The world’s leading airlines and aviation bodies have joined forces to push for the development and commercialisation of biofuels in aviation.
With advice from the World Wildlife Fund and National Resources Defence Council (NRDC), the Sustainable Aviation Fuel Users Group is backed by industry supporters including Boeing, Air New Zealand, Japan Airlines, Air France, KLM, SAS and Virgin Atlantic Airways.
The group, which represents about 15 per cent of commercial aviation fuel demand, aims to enable the commercial use of renewable fuel sources to cut emissions and lessen the sector’s exposure to oil price volatility.
All group members have subscribed to a sustainability pledge, which states that any sustainable biofuel must perform as well as, or better than, kerosene-based fuel, with a smaller carbon lifecycle. The members also pledged to consider only renewable fuel sources that minimise biodiversity impacts.

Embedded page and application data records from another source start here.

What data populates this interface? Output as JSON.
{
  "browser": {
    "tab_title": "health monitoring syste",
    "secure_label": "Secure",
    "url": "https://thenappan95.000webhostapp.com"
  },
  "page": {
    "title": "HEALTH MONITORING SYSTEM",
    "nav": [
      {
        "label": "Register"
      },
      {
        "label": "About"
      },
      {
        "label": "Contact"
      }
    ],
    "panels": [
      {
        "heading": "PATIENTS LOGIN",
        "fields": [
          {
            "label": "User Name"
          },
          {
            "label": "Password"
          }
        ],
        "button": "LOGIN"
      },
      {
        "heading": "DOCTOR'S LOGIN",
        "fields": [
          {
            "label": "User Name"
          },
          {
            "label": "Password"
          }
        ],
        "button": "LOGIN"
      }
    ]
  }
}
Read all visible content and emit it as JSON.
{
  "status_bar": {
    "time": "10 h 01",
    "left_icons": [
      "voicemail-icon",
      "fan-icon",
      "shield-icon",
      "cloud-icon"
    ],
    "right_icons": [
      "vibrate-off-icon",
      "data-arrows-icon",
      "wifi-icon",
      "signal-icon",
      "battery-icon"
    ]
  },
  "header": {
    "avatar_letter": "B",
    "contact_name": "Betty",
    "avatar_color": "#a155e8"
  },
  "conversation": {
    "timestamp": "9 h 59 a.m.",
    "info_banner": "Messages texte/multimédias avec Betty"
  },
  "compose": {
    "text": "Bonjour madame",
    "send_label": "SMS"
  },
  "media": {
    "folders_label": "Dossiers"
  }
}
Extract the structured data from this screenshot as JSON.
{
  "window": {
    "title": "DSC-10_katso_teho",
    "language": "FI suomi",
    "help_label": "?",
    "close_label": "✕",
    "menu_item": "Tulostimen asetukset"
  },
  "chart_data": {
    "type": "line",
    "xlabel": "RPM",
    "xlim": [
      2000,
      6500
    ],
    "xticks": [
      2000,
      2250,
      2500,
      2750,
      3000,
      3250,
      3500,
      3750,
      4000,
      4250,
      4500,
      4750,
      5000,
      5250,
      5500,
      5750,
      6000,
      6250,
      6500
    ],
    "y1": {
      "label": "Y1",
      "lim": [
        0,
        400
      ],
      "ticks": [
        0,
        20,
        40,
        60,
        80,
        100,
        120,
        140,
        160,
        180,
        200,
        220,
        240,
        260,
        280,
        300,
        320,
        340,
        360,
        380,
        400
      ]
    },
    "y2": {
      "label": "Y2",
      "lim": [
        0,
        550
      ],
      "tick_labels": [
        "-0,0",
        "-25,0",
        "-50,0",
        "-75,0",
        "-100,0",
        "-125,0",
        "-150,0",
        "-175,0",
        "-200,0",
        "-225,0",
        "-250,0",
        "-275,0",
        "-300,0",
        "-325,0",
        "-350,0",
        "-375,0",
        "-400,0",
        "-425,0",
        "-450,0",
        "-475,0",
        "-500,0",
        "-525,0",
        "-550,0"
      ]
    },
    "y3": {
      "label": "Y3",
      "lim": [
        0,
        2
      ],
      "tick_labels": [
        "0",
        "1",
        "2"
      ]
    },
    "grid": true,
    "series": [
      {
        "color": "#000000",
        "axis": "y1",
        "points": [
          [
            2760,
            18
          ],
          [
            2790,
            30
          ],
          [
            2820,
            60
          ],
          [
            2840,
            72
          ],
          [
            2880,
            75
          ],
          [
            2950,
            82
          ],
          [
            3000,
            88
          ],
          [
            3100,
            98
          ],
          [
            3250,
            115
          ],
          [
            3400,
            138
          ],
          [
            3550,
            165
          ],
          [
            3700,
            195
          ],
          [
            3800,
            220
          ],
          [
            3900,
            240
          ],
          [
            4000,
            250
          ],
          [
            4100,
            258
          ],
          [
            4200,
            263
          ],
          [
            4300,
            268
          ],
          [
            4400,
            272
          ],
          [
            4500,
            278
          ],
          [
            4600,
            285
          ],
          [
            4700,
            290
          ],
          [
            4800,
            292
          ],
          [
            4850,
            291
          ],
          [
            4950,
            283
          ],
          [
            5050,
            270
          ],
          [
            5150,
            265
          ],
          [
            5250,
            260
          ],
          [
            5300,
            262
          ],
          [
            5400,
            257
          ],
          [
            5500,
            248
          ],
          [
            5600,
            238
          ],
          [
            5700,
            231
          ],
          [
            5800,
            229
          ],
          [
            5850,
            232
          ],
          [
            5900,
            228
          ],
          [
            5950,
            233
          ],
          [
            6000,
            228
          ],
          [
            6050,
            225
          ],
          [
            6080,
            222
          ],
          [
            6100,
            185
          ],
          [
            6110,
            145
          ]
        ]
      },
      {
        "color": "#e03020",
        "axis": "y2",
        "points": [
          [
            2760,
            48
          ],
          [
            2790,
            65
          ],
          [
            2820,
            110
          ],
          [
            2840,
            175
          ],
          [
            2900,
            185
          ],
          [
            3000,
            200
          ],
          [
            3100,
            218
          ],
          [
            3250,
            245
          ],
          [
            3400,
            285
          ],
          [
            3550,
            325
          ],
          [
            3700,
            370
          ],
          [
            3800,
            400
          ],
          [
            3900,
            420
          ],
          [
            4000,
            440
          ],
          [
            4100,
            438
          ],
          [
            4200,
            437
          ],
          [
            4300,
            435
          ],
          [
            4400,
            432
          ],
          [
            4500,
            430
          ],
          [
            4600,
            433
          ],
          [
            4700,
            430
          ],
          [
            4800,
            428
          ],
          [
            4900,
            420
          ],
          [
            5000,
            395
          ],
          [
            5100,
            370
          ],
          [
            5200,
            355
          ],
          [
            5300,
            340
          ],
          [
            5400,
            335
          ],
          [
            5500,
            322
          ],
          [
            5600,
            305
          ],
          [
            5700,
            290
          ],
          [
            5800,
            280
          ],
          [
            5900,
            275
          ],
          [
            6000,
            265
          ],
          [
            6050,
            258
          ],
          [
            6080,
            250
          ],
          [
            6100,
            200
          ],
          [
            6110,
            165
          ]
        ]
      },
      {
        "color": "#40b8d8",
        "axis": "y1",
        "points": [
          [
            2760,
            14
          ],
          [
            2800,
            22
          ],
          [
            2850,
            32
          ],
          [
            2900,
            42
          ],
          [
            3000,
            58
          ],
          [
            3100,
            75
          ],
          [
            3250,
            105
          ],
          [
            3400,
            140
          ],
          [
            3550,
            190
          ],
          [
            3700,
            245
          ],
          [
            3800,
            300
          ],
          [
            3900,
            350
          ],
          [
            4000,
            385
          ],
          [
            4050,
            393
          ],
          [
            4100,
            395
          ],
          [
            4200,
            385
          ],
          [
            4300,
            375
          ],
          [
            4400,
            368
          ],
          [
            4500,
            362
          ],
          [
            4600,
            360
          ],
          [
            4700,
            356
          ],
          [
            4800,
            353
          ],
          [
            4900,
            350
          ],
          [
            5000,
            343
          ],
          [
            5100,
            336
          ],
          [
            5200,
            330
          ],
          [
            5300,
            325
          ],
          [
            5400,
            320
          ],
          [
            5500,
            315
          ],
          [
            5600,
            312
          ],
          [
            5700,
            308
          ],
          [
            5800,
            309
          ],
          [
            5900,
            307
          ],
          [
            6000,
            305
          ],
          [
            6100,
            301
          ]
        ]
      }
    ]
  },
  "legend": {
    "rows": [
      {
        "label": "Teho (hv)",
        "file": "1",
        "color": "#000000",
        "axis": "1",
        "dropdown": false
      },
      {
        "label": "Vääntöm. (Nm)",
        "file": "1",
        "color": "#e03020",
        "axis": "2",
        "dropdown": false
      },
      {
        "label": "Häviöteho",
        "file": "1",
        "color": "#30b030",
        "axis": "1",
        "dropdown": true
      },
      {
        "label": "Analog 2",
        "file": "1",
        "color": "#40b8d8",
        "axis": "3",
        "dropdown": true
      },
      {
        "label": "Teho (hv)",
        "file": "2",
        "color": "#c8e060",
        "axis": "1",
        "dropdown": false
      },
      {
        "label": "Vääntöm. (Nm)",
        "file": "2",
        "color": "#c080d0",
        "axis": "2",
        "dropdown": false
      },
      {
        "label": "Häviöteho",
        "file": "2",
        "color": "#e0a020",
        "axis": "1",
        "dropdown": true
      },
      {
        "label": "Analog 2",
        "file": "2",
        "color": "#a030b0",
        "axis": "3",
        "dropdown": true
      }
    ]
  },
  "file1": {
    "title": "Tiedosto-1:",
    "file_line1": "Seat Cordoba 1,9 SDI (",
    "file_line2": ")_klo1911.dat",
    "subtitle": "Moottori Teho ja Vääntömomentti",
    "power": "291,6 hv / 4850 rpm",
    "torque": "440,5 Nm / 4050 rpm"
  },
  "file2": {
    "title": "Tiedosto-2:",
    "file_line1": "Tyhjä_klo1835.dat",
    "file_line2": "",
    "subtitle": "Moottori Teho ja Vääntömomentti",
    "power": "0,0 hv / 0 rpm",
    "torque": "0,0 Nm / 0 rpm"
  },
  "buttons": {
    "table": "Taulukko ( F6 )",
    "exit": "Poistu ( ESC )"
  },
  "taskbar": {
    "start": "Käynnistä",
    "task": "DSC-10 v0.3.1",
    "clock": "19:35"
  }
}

“This is a tremendous opportunity for leading airlines…to help commercial aviation take control of its future fuel supply in terms of origin, sustainability and environmental impacts,” said Billy Glover, managing director of Environmental Strategy for Boeing Commercial Airplanes.
“The number one priority going forward is to complete thorough assessments of sustainable plant sources, harvesting and economic impacts, and processing technologies that can help achieve that goal.”
Assistant Professor Rob Bailis of Yale University and the NRDC will conduct two initial research projects, assessing the sustainability of jatropha curcas and algae as fuel solutions.
“This taskforce comes at just the right time to help airlines cut costs and decrease their greenhouse gas emissions,” said NRDC senior attorney Liz Barratt-Brown.
“If done right, sustainable biofuels could lower the airlines’ carbon footprint at a time when all industries need to be moving away from fuels with high levels of greenhouse gas emissions, especially high carbon tar sands and liquid coal.”